Copperhead Volume 2
Writer: Jay Faerber
Artists: Scott Godlewski, Ron Riley
What if the final frontier was as wild as the Old West? That’s the basic concept of Copperhead, and given my interest in the era of manifest destiny, I decided to bite. My first impression of Copperhead was something of a mixed bag. I loved the space western setting and the art style definitely caught my attention, but I wasn’t sure what to make of the characters. Clara Bronson, series protagonist and the new sheriff in the titular mining town, struck me as abrasive at first, but I warmed up to her after a few issues expanded her personality beyond “surly workaholic.” Deputy Budroxifinicus, begrudgingly nicknamed “Boo,” is easily the fan favorite—certainly mine at least. He figures into the plot a little more this time around, but it’s definitely still Clara’s tale, and I’m happy to see her callous disposition shift from cliche to well-rounded.
To recap: the events in the first five issues sets the sand-scathed stage for Clara and her son Zeke after accepting a job offer as sheriff as the previous one met a violent end. After bucking the status quo shortly upon her arrival, Clara is quickly put to work attempting to diffuse a domestic dispute at the edge of town. After a gristly murder, a missing family heirloom, and a series of thickening plot twists, we find out that the family’s son had a gambling problem and indirectly contributed to their deaths, so it’s no surprise his mother wants nothing to do with him. Clara even develops a personality as well as respect for Ishmael, an artificial being created for a war gone by.

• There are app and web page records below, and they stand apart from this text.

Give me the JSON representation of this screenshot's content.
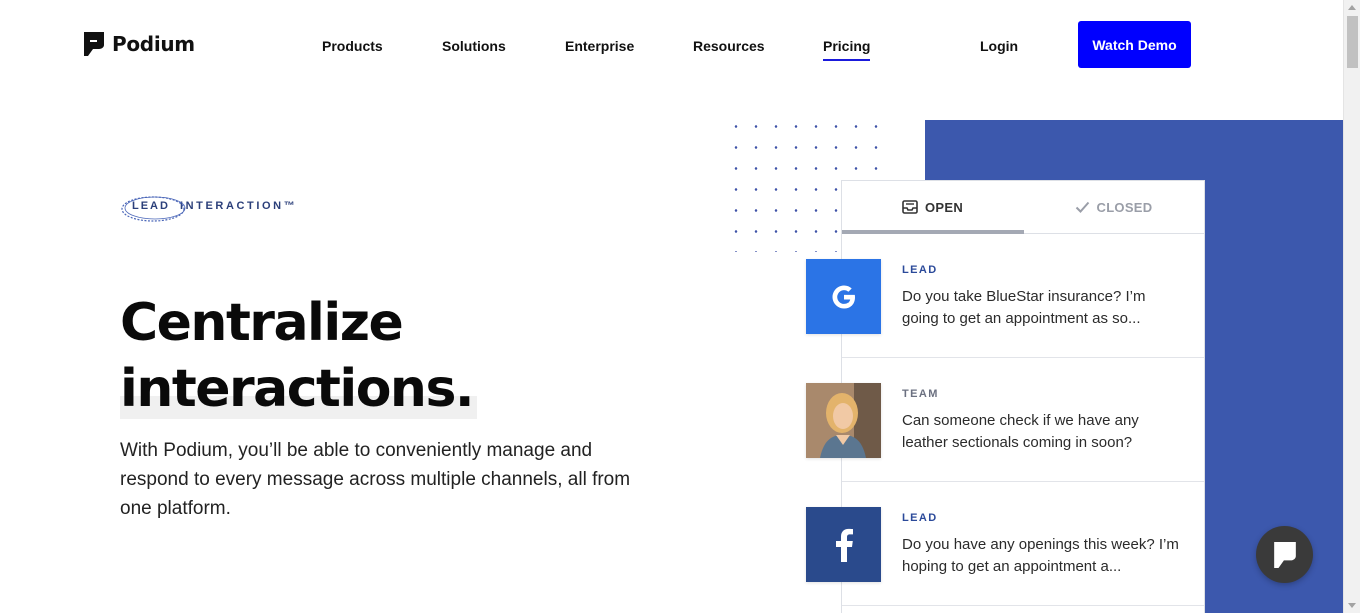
{
  "header": {
    "logo_text": "Podium",
    "nav": [
      {
        "label": "Products"
      },
      {
        "label": "Solutions"
      },
      {
        "label": "Enterprise"
      },
      {
        "label": "Resources"
      },
      {
        "label": "Pricing"
      }
    ],
    "active_nav": "Pricing",
    "login_label": "Login",
    "cta_label": "Watch Demo"
  },
  "hero": {
    "badge_lead": "LEAD",
    "badge_rest": "INTERACTION™",
    "headline_line1": "Centralize",
    "headline_line2": "interactions.",
    "lede": "With Podium, you’ll be able to conveniently manage and respond to every message across multiple channels, all from one platform."
  },
  "inbox": {
    "tab_open": "OPEN",
    "tab_closed": "CLOSED",
    "messages": [
      {
        "channel": "google",
        "glyph": "G",
        "tag": "LEAD",
        "text": "Do you take BlueStar insurance? I’m going to get an appointment as so..."
      },
      {
        "channel": "photo",
        "glyph": "",
        "tag": "TEAM",
        "text": "Can someone check if we have any leather sectionals coming in soon?"
      },
      {
        "channel": "facebook",
        "glyph": "f",
        "tag": "LEAD",
        "text": "Do you have any openings this week? I’m hoping to get an appointment a..."
      }
    ]
  },
  "colors": {
    "cta": "#0000ff",
    "panel": "#3c58ad",
    "google": "#2b74e6",
    "facebook": "#2a4a8c",
    "chat": "#3a3a3a"
  }
}
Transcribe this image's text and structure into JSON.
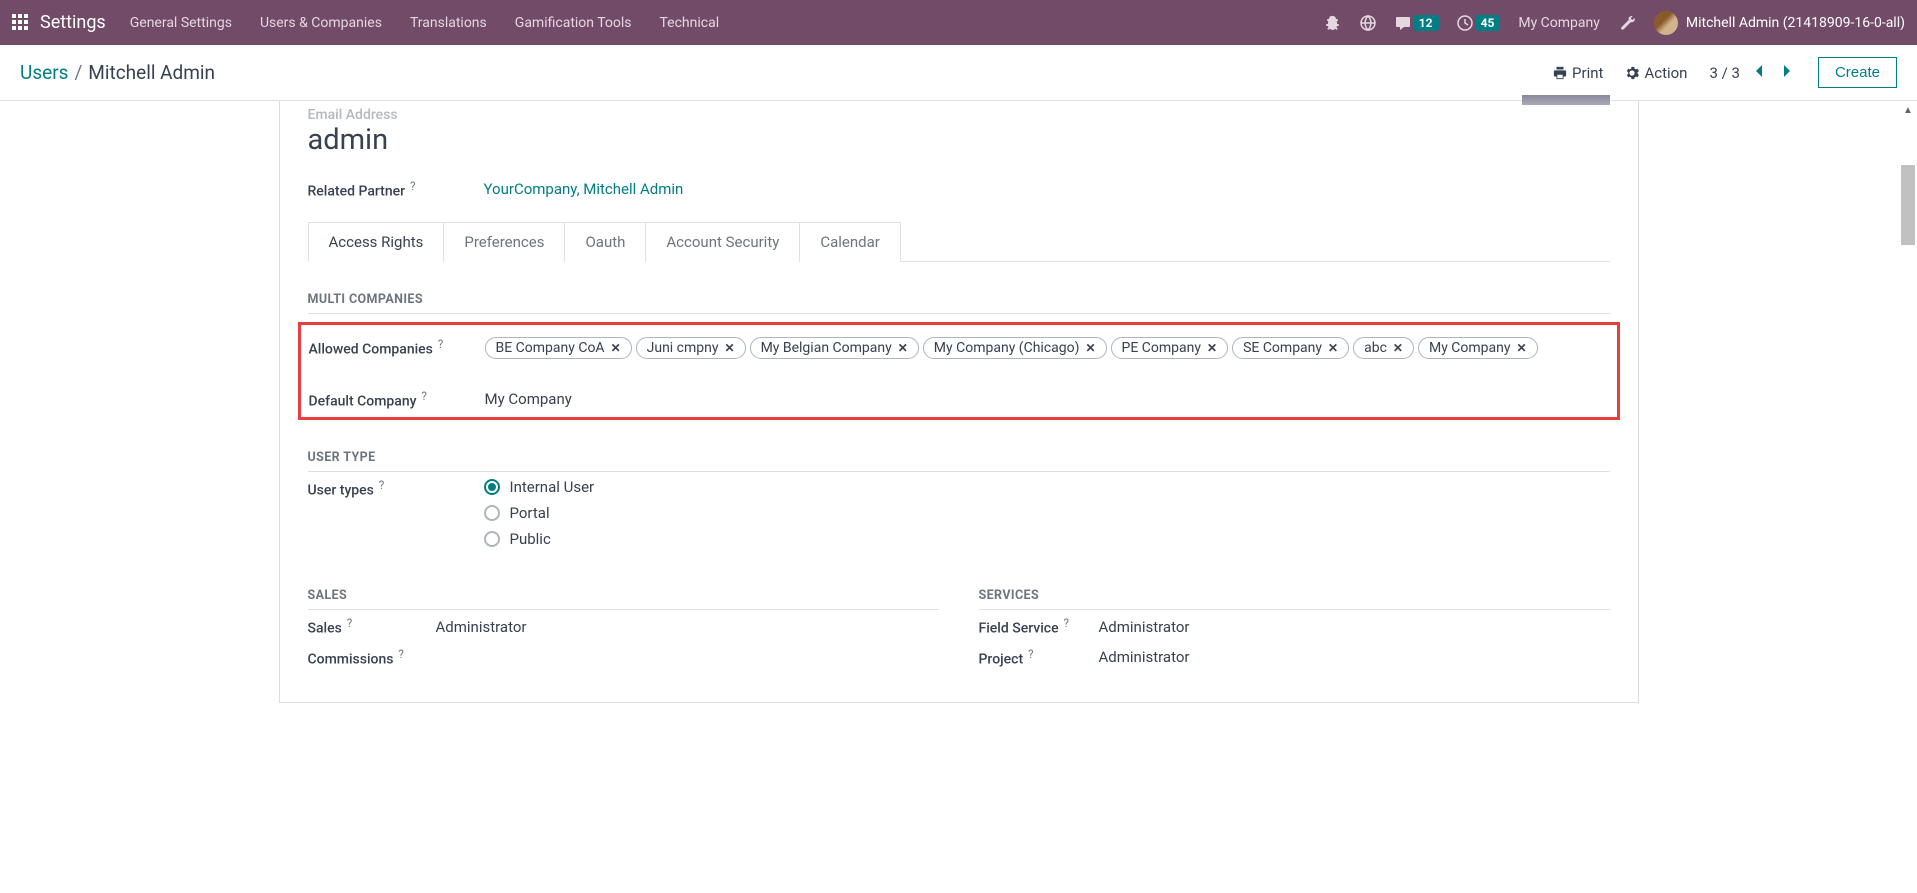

As the first volume drew to a close, I felt assured that Copperhead laid the proper foundation for captivating adventures, but after reading volume two, I fear my initial conjecture could be true. Where the former featured an interesting plot with a fairly weak cast, here we have (mostly) great characters with a bland motivating force. Most of the plot in volume two feels trite. There were a few moments that left me scratching my head. Why would Zolo, this arc’s cardboard antagonist, invest so much effort to hold one important character hostage when upon two seconds of reflection, he abandons the entire plan. It wouldn’t be such a big deal if it wasn’t the primary narrative thread. I do appreciate the way Faerber sets some of the comic’s wheels in motion (i.e. Clay’s foreboding prison escape) and I liked Boo’s and Brexinfoyle’s philosophical dispute about allegiance. Godlewski and Riley paint some truly beautiful portraits of the gritty nature of life on the planet of Jasper. There’s one particular panel in issue seven showing a gruesome headshot that I couldn’t look away from. Their alien creations are visually entertaining, though I wouldn’t necessarily say they push the limits of imagination.
I didn’t dislike Copperhead’s second arc, but I have little reason to applaud it. While Godlewski and Riley continue to impress artistically, there isn’t much substance to enjoy. The story has potential stewing beneath the surface—I found the “arties” intriguing and I’d love to know more about their dissention from government war machines to mercenaries, especially Ishmael. I think Brian K. Vaughan’s endorsement is the biggest contributing factor to the book’s success, but after I read the first few issues last year, I don’t exactly agree with the iconic story-mancer. If Faerber tightens up his dialogue and characters a little more, in addition to lessening his reliance upon Western tropes, Copperhead would be something truly special. Until then, color me concerned.